EXERCISE DESCRIPTION -
Your response should consist of every line below, reproduced without alteration.

[MATERIAL PROVIDED — start]

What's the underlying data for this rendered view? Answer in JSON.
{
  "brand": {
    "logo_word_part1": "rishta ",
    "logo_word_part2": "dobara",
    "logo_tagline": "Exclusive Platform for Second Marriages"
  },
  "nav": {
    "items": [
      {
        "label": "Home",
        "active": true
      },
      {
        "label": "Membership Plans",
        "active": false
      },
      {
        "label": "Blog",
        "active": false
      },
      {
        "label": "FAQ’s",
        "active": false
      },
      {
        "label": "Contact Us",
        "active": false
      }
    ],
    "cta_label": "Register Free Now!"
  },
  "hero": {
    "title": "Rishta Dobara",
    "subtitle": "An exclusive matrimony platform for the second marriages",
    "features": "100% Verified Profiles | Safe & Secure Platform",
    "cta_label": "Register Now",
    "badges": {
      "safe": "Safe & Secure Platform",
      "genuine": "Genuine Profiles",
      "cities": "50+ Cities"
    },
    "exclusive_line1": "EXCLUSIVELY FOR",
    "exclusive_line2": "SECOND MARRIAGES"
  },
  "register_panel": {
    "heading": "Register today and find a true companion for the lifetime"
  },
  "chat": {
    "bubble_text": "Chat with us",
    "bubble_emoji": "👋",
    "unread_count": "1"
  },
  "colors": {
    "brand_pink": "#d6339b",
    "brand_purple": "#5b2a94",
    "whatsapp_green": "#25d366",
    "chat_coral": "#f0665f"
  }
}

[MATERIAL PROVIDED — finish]

FINISHED EXERCISE -
What's the underlying data for this rendered view? Answer in JSON.
{
  "brand": {
    "logo_word_part1": "rishta ",
    "logo_word_part2": "dobara",
    "logo_tagline": "Exclusive Platform for Second Marriages"
  },
  "nav": {
    "items": [
      {
        "label": "Home",
        "active": true
      },
      {
        "label": "Membership Plans",
        "active": false
      },
      {
        "label": "Blog",
        "active": false
      },
      {
        "label": "FAQ’s",
        "active": false
      },
      {
        "label": "Contact Us",
        "active": false
      }
    ],
    "cta_label": "Register Free Now!"
  },
  "hero": {
    "title": "Rishta Dobara",
    "subtitle": "An exclusive matrimony platform for the second marriages",
    "features": "100% Verified Profiles | Safe & Secure Platform",
    "cta_label": "Register Now",
    "badges": {
      "safe": "Safe & Secure Platform",
      "genuine": "Genuine Profiles",
      "cities": "50+ Cities"
    },
    "exclusive_line1": "EXCLUSIVELY FOR",
    "exclusive_line2": "SECOND MARRIAGES"
  },
  "register_panel": {
    "heading": "Register today and find a true companion for the lifetime"
  },
  "chat": {
    "bubble_text": "Chat with us",
    "bubble_emoji": "👋",
    "unread_count": "1"
  },
  "colors": {
    "brand_pink": "#d6339b",
    "brand_purple": "#5b2a94",
    "whatsapp_green": "#25d366",
    "chat_coral": "#f0665f"
  }
}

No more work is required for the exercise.